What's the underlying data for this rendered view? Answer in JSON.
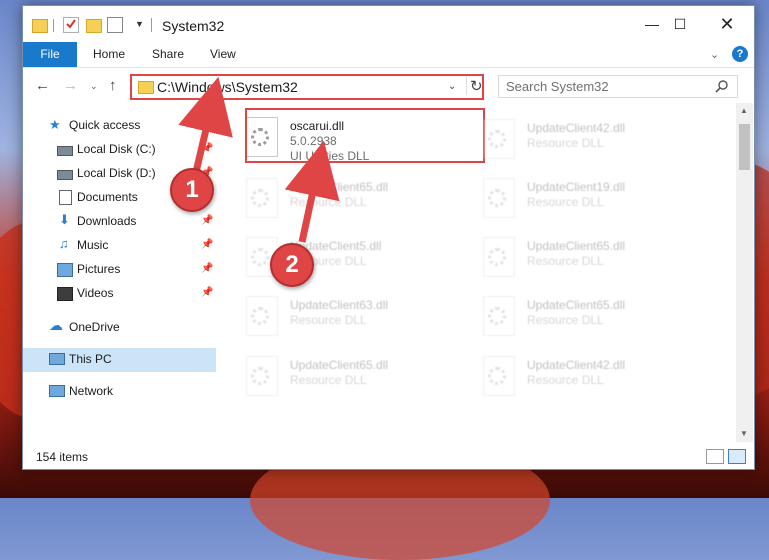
{
  "window": {
    "title": "System32"
  },
  "ribbon": {
    "tabs": [
      "File",
      "Home",
      "Share",
      "View"
    ]
  },
  "address": {
    "path": "C:\\Windows\\System32",
    "search_placeholder": "Search System32"
  },
  "nav": {
    "items": [
      {
        "label": "Quick access",
        "icon": "star-icon",
        "pinned": false
      },
      {
        "label": "Local Disk (C:)",
        "icon": "drive-icon",
        "pinned": true
      },
      {
        "label": "Local Disk (D:)",
        "icon": "drive-icon",
        "pinned": true
      },
      {
        "label": "Documents",
        "icon": "documents-icon",
        "pinned": true
      },
      {
        "label": "Downloads",
        "icon": "download-icon",
        "pinned": true
      },
      {
        "label": "Music",
        "icon": "music-icon",
        "pinned": true
      },
      {
        "label": "Pictures",
        "icon": "pictures-icon",
        "pinned": true
      },
      {
        "label": "Videos",
        "icon": "videos-icon",
        "pinned": true
      },
      {
        "label": "OneDrive",
        "icon": "cloud-icon",
        "pinned": false
      },
      {
        "label": "This PC",
        "icon": "computer-icon",
        "pinned": false,
        "selected": true
      },
      {
        "label": "Network",
        "icon": "network-icon",
        "pinned": false
      }
    ]
  },
  "files": {
    "highlighted": {
      "name": "oscarui.dll",
      "version": "5.0.2938",
      "description": "UI Utilities DLL"
    },
    "faded": [
      {
        "name": "UpdateClient42.dll",
        "description": "Resource DLL"
      },
      {
        "name": "UpdateClient65.dll",
        "description": "Resource DLL"
      },
      {
        "name": "UpdateClient19.dll",
        "description": "Resource DLL"
      },
      {
        "name": "UpdateClient5.dll",
        "description": "Resource DLL"
      },
      {
        "name": "UpdateClient65.dll",
        "description": "Resource DLL"
      },
      {
        "name": "UpdateClient63.dll",
        "description": "Resource DLL"
      },
      {
        "name": "UpdateClient65.dll",
        "description": "Resource DLL"
      },
      {
        "name": "UpdateClient65.dll",
        "description": "Resource DLL"
      },
      {
        "name": "UpdateClient42.dll",
        "description": "Resource DLL"
      }
    ]
  },
  "status": {
    "item_count": "154 items"
  },
  "callouts": [
    "1",
    "2"
  ],
  "colors": {
    "accent": "#1979ca",
    "highlight": "#e04545",
    "selected_nav": "#cce4f7"
  }
}
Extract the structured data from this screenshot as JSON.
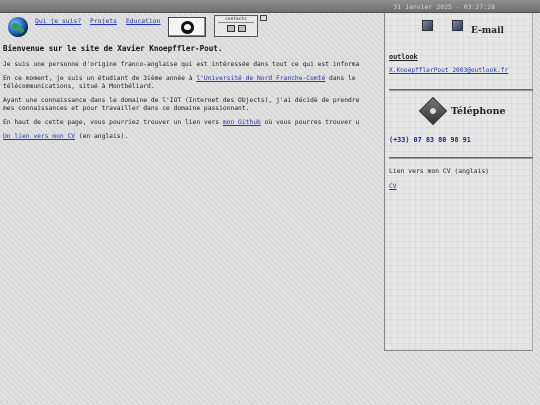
{
  "topbar": {
    "datetime": "31 Janvier 2025 - 03:27:28"
  },
  "nav": {
    "items": [
      "Qui je suis?",
      "Projets",
      "Education"
    ]
  },
  "contacts_button": {
    "label": "contacts"
  },
  "main": {
    "title": "Bienvenue sur le site de Xavier Knoepffler-Pout.",
    "p1": "Je suis une personne d'origine franco-anglaise qui est intéressée dans tout ce qui est informa",
    "p2_before": "En ce moment, je suis un étudiant de 3ième année à ",
    "p2_link": "l'Université de Nord Franche-Comté",
    "p2_after_line1": " dans le",
    "p2_line2": "télécommunications, situé à Montbéliard.",
    "p3_line1": "Ayant une connaissance dans le domaine de l'IOT (Internet des Objects), j'ai décidé de prendre",
    "p3_line2": "mes connaissances et pour travailler dans ce domaine passionnant.",
    "p4_before": "En haut de cette page, vous pourriez trouver un lien vers ",
    "p4_link": "mon Github",
    "p4_after": " où vous pourres trouver u",
    "p5_link": "Un lien vers mon CV",
    "p5_after": " (en anglais)."
  },
  "sidebar": {
    "email_title": "E-mail",
    "email_label": "outlook",
    "email_value": "X.KnoepfflerPout_2003@outlook.fr",
    "phone_title": "Téléphone",
    "phone_value": "(+33) 07 83 80 98 91",
    "cv_text": "Lien vers mon CV (anglais)",
    "cv_link": "CV"
  },
  "colors": {
    "link": "#2233bb",
    "topbar": "#7f7f7f",
    "background": "#dcdcdc"
  }
}
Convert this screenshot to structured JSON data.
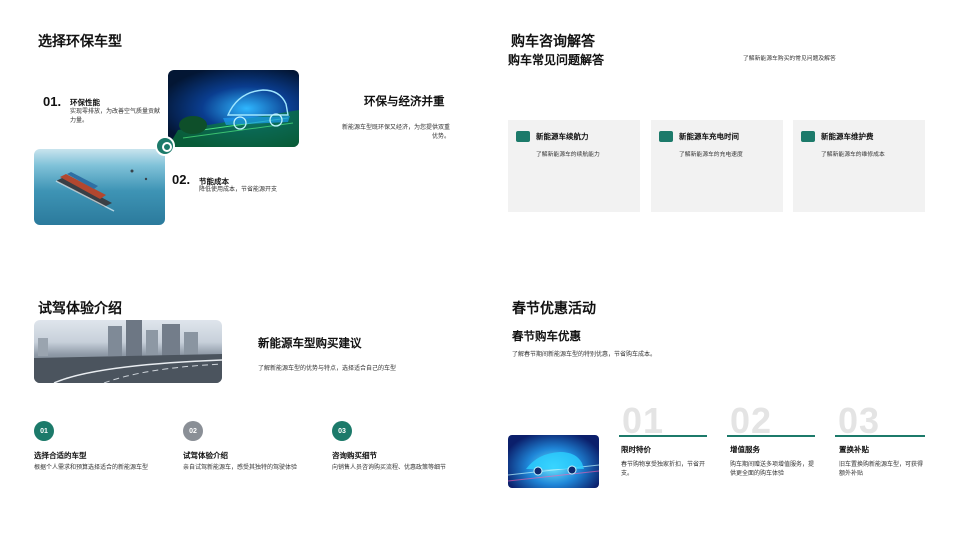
{
  "slide1": {
    "title": "选择环保车型",
    "item1": {
      "num": "01.",
      "title": "环保性能",
      "desc": "实现零排放，为改善空气质量贡献力量。"
    },
    "item2": {
      "num": "02.",
      "title": "节能成本",
      "desc": "降低使用成本，节省能源开支"
    },
    "right_heading": "环保与经济并重",
    "right_desc": "新能源车型既环保又经济，为您提供双重优势。"
  },
  "slide2": {
    "title": "购车咨询解答",
    "subtitle": "购车常见问题解答",
    "subdesc": "了解新能源车购买的常见问题及解答",
    "cards": [
      {
        "icon": "briefcase-icon",
        "title": "新能源车续航力",
        "desc": "了解新能源车的续航能力"
      },
      {
        "icon": "sofa-icon",
        "title": "新能源车充电时间",
        "desc": "了解新能源车的充电速度"
      },
      {
        "icon": "chat-icon",
        "title": "新能源车维护费",
        "desc": "了解新能源车的维修成本"
      }
    ]
  },
  "slide3": {
    "title": "试驾体验介绍",
    "heading": "新能源车型购买建议",
    "desc": "了解新能源车型的优势与特点，选择适合自己的车型",
    "steps": [
      {
        "num": "01",
        "title": "选择合适的车型",
        "desc": "根据个人需求和预算选择适合的新能源车型",
        "color": "#1c7a6a"
      },
      {
        "num": "02",
        "title": "试驾体验介绍",
        "desc": "亲自试驾新能源车，感受其独特的驾驶体验",
        "color": "#8a8f96"
      },
      {
        "num": "03",
        "title": "咨询购买细节",
        "desc": "向销售人员咨询购买流程、优惠政策等细节",
        "color": "#1c7a6a"
      }
    ]
  },
  "slide4": {
    "title": "春节优惠活动",
    "heading": "春节购车优惠",
    "desc": "了解春节期间新能源车型的特别优惠，节省购车成本。",
    "offers": [
      {
        "num": "01",
        "title": "限时特价",
        "desc": "春节购物享受独家折扣，节省开支。"
      },
      {
        "num": "02",
        "title": "增值服务",
        "desc": "购车期间赠送多项增值服务，提供更全面的购车体验"
      },
      {
        "num": "03",
        "title": "置换补贴",
        "desc": "旧车置换购新能源车型，可获得额外补贴"
      }
    ],
    "accent": "#1c7a6a"
  }
}
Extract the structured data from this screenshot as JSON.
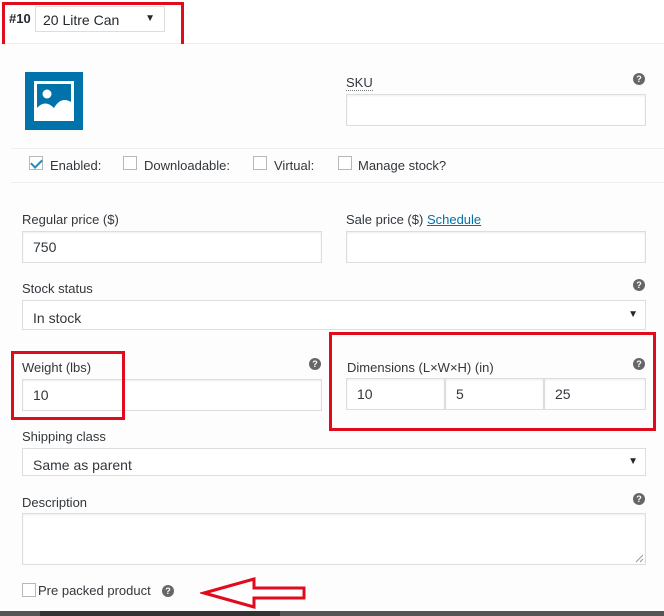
{
  "variation": {
    "number": "#10",
    "selected": "20 Litre Can",
    "dropdown_icon": "chevron-down-icon"
  },
  "image": {
    "icon": "image-placeholder-icon",
    "color": "#0073aa"
  },
  "sku": {
    "label": "SKU",
    "value": ""
  },
  "options": {
    "enabled": {
      "label": "Enabled:",
      "checked": true
    },
    "downloadable": {
      "label": "Downloadable:",
      "checked": false
    },
    "virtual": {
      "label": "Virtual:",
      "checked": false
    },
    "manage_stock": {
      "label": "Manage stock?",
      "checked": false
    }
  },
  "pricing": {
    "regular_label": "Regular price ($)",
    "regular_value": "750",
    "sale_label": "Sale price ($)",
    "schedule_link": "Schedule",
    "sale_value": ""
  },
  "stock": {
    "label": "Stock status",
    "selected": "In stock"
  },
  "weight": {
    "label": "Weight (lbs)",
    "value": "10"
  },
  "dimensions": {
    "label": "Dimensions (L×W×H) (in)",
    "length": "10",
    "width": "5",
    "height": "25"
  },
  "shipping": {
    "label": "Shipping class",
    "selected": "Same as parent"
  },
  "description": {
    "label": "Description",
    "value": ""
  },
  "prepacked": {
    "label": "Pre packed product",
    "checked": false
  },
  "help_glyph": "?",
  "dropdown_glyph": "▼",
  "annotation_color": "#e00b1c"
}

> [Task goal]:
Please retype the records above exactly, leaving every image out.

> [Response to this task]:
What's the underlying data for this rendered view? Answer in JSON.
{
  "window": {
    "title": "System32"
  },
  "ribbon": {
    "tabs": [
      "File",
      "Home",
      "Share",
      "View"
    ]
  },
  "address": {
    "path": "C:\\Windows\\System32",
    "search_placeholder": "Search System32"
  },
  "nav": {
    "items": [
      {
        "label": "Quick access",
        "icon": "star-icon",
        "pinned": false
      },
      {
        "label": "Local Disk (C:)",
        "icon": "drive-icon",
        "pinned": true
      },
      {
        "label": "Local Disk (D:)",
        "icon": "drive-icon",
        "pinned": true
      },
      {
        "label": "Documents",
        "icon": "documents-icon",
        "pinned": true
      },
      {
        "label": "Downloads",
        "icon": "download-icon",
        "pinned": true
      },
      {
        "label": "Music",
        "icon": "music-icon",
        "pinned": true
      },
      {
        "label": "Pictures",
        "icon": "pictures-icon",
        "pinned": true
      },
      {
        "label": "Videos",
        "icon": "videos-icon",
        "pinned": true
      },
      {
        "label": "OneDrive",
        "icon": "cloud-icon",
        "pinned": false
      },
      {
        "label": "This PC",
        "icon": "computer-icon",
        "pinned": false,
        "selected": true
      },
      {
        "label": "Network",
        "icon": "network-icon",
        "pinned": false
      }
    ]
  },
  "files": {
    "highlighted": {
      "name": "oscarui.dll",
      "version": "5.0.2938",
      "description": "UI Utilities DLL"
    },
    "faded": [
      {
        "name": "UpdateClient42.dll",
        "description": "Resource DLL"
      },
      {
        "name": "UpdateClient65.dll",
        "description": "Resource DLL"
      },
      {
        "name": "UpdateClient19.dll",
        "description": "Resource DLL"
      },
      {
        "name": "UpdateClient5.dll",
        "description": "Resource DLL"
      },
      {
        "name": "UpdateClient65.dll",
        "description": "Resource DLL"
      },
      {
        "name": "UpdateClient63.dll",
        "description": "Resource DLL"
      },
      {
        "name": "UpdateClient65.dll",
        "description": "Resource DLL"
      },
      {
        "name": "UpdateClient65.dll",
        "description": "Resource DLL"
      },
      {
        "name": "UpdateClient42.dll",
        "description": "Resource DLL"
      }
    ]
  },
  "status": {
    "item_count": "154 items"
  },
  "callouts": [
    "1",
    "2"
  ],
  "colors": {
    "accent": "#1979ca",
    "highlight": "#e04545",
    "selected_nav": "#cce4f7"
  }
}
Extract the structured data from this screenshot as JSON.
{
  "topbar": {
    "datetime": "31 Janvier 2025 - 03:27:28"
  },
  "nav": {
    "items": [
      "Qui je suis?",
      "Projets",
      "Education"
    ]
  },
  "contacts_button": {
    "label": "contacts"
  },
  "main": {
    "title": "Bienvenue sur le site de Xavier Knoepffler-Pout.",
    "p1": "Je suis une personne d'origine franco-anglaise qui est intéressée dans tout ce qui est informa",
    "p2_before": "En ce moment, je suis un étudiant de 3ième année à ",
    "p2_link": "l'Université de Nord Franche-Comté",
    "p2_after_line1": " dans le",
    "p2_line2": "télécommunications, situé à Montbéliard.",
    "p3_line1": "Ayant une connaissance dans le domaine de l'IOT (Internet des Objects), j'ai décidé de prendre",
    "p3_line2": "mes connaissances et pour travailler dans ce domaine passionnant.",
    "p4_before": "En haut de cette page, vous pourriez trouver un lien vers ",
    "p4_link": "mon Github",
    "p4_after": " où vous pourres trouver u",
    "p5_link": "Un lien vers mon CV",
    "p5_after": " (en anglais)."
  },
  "sidebar": {
    "email_title": "E-mail",
    "email_label": "outlook",
    "email_value": "X.KnoepfflerPout_2003@outlook.fr",
    "phone_title": "Téléphone",
    "phone_value": "(+33) 07 83 80 98 91",
    "cv_text": "Lien vers mon CV (anglais)",
    "cv_link": "CV"
  },
  "colors": {
    "link": "#2233bb",
    "topbar": "#7f7f7f",
    "background": "#dcdcdc"
  }
}
Convert this screenshot to structured JSON data.
{
  "slide1": {
    "title": "选择环保车型",
    "item1": {
      "num": "01.",
      "title": "环保性能",
      "desc": "实现零排放，为改善空气质量贡献力量。"
    },
    "item2": {
      "num": "02.",
      "title": "节能成本",
      "desc": "降低使用成本，节省能源开支"
    },
    "right_heading": "环保与经济并重",
    "right_desc": "新能源车型既环保又经济，为您提供双重优势。"
  },
  "slide2": {
    "title": "购车咨询解答",
    "subtitle": "购车常见问题解答",
    "subdesc": "了解新能源车购买的常见问题及解答",
    "cards": [
      {
        "icon": "briefcase-icon",
        "title": "新能源车续航力",
        "desc": "了解新能源车的续航能力"
      },
      {
        "icon": "sofa-icon",
        "title": "新能源车充电时间",
        "desc": "了解新能源车的充电速度"
      },
      {
        "icon": "chat-icon",
        "title": "新能源车维护费",
        "desc": "了解新能源车的维修成本"
      }
    ]
  },
  "slide3": {
    "title": "试驾体验介绍",
    "heading": "新能源车型购买建议",
    "desc": "了解新能源车型的优势与特点，选择适合自己的车型",
    "steps": [
      {
        "num": "01",
        "title": "选择合适的车型",
        "desc": "根据个人需求和预算选择适合的新能源车型",
        "color": "#1c7a6a"
      },
      {
        "num": "02",
        "title": "试驾体验介绍",
        "desc": "亲自试驾新能源车，感受其独特的驾驶体验",
        "color": "#8a8f96"
      },
      {
        "num": "03",
        "title": "咨询购买细节",
        "desc": "向销售人员咨询购买流程、优惠政策等细节",
        "color": "#1c7a6a"
      }
    ]
  },
  "slide4": {
    "title": "春节优惠活动",
    "heading": "春节购车优惠",
    "desc": "了解春节期间新能源车型的特别优惠，节省购车成本。",
    "offers": [
      {
        "num": "01",
        "title": "限时特价",
        "desc": "春节购物享受独家折扣，节省开支。"
      },
      {
        "num": "02",
        "title": "增值服务",
        "desc": "购车期间赠送多项增值服务，提供更全面的购车体验"
      },
      {
        "num": "03",
        "title": "置换补贴",
        "desc": "旧车置换购新能源车型，可获得额外补贴"
      }
    ],
    "accent": "#1c7a6a"
  }
}
Extract the structured data from this screenshot as JSON.
{
  "variation": {
    "number": "#10",
    "selected": "20 Litre Can",
    "dropdown_icon": "chevron-down-icon"
  },
  "image": {
    "icon": "image-placeholder-icon",
    "color": "#0073aa"
  },
  "sku": {
    "label": "SKU",
    "value": ""
  },
  "options": {
    "enabled": {
      "label": "Enabled:",
      "checked": true
    },
    "downloadable": {
      "label": "Downloadable:",
      "checked": false
    },
    "virtual": {
      "label": "Virtual:",
      "checked": false
    },
    "manage_stock": {
      "label": "Manage stock?",
      "checked": false
    }
  },
  "pricing": {
    "regular_label": "Regular price ($)",
    "regular_value": "750",
    "sale_label": "Sale price ($)",
    "schedule_link": "Schedule",
    "sale_value": ""
  },
  "stock": {
    "label": "Stock status",
    "selected": "In stock"
  },
  "weight": {
    "label": "Weight (lbs)",
    "value": "10"
  },
  "dimensions": {
    "label": "Dimensions (L×W×H) (in)",
    "length": "10",
    "width": "5",
    "height": "25"
  },
  "shipping": {
    "label": "Shipping class",
    "selected": "Same as parent"
  },
  "description": {
    "label": "Description",
    "value": ""
  },
  "prepacked": {
    "label": "Pre packed product",
    "checked": false
  },
  "help_glyph": "?",
  "dropdown_glyph": "▼",
  "annotation_color": "#e00b1c"
}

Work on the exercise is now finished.